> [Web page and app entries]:
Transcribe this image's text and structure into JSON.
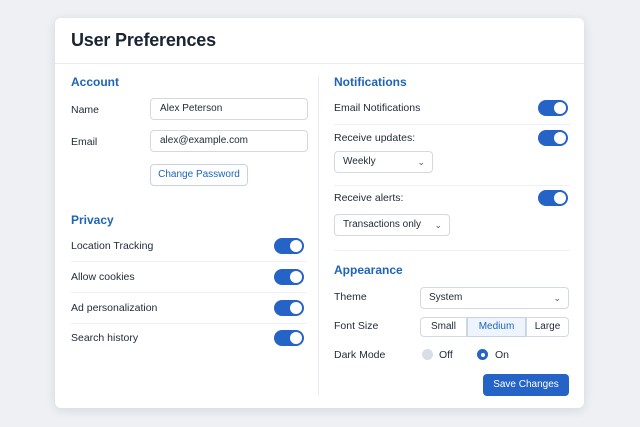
{
  "title": "User Preferences",
  "account": {
    "heading": "Account",
    "name_label": "Name",
    "name_value": "Alex Peterson",
    "email_label": "Email",
    "email_value": "alex@example.com",
    "change_password": "Change Password"
  },
  "privacy": {
    "heading": "Privacy",
    "items": [
      {
        "label": "Location Tracking",
        "on": true
      },
      {
        "label": "Allow cookies",
        "on": true
      },
      {
        "label": "Ad personalization",
        "on": true
      },
      {
        "label": "Search history",
        "on": true
      }
    ]
  },
  "notifications": {
    "heading": "Notifications",
    "email_label": "Email Notifications",
    "email_on": true,
    "updates_label": "Receive updates:",
    "updates_on": true,
    "updates_frequency": "Weekly",
    "alerts_label": "Receive alerts:",
    "alerts_on": true,
    "alerts_type": "Transactions only"
  },
  "appearance": {
    "heading": "Appearance",
    "theme_label": "Theme",
    "theme_value": "System",
    "font_size_label": "Font Size",
    "font_sizes": [
      "Small",
      "Medium",
      "Large"
    ],
    "font_size_selected": "Medium",
    "dark_mode_label": "Dark Mode",
    "dark_mode_off": "Off",
    "dark_mode_on": "On",
    "dark_mode_selected": "On"
  },
  "save_button": "Save Changes",
  "colors": {
    "accent": "#2563c7",
    "heading": "#1e64b8"
  }
}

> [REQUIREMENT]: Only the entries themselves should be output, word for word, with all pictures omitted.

> [SOLUTION TO THIS TASK]:
Transcribe this image's text and structure into JSON.
{
  "title": "User Preferences",
  "account": {
    "heading": "Account",
    "name_label": "Name",
    "name_value": "Alex Peterson",
    "email_label": "Email",
    "email_value": "alex@example.com",
    "change_password": "Change Password"
  },
  "privacy": {
    "heading": "Privacy",
    "items": [
      {
        "label": "Location Tracking",
        "on": true
      },
      {
        "label": "Allow cookies",
        "on": true
      },
      {
        "label": "Ad personalization",
        "on": true
      },
      {
        "label": "Search history",
        "on": true
      }
    ]
  },
  "notifications": {
    "heading": "Notifications",
    "email_label": "Email Notifications",
    "email_on": true,
    "updates_label": "Receive updates:",
    "updates_on": true,
    "updates_frequency": "Weekly",
    "alerts_label": "Receive alerts:",
    "alerts_on": true,
    "alerts_type": "Transactions only"
  },
  "appearance": {
    "heading": "Appearance",
    "theme_label": "Theme",
    "theme_value": "System",
    "font_size_label": "Font Size",
    "font_sizes": [
      "Small",
      "Medium",
      "Large"
    ],
    "font_size_selected": "Medium",
    "dark_mode_label": "Dark Mode",
    "dark_mode_off": "Off",
    "dark_mode_on": "On",
    "dark_mode_selected": "On"
  },
  "save_button": "Save Changes",
  "colors": {
    "accent": "#2563c7",
    "heading": "#1e64b8"
  }
}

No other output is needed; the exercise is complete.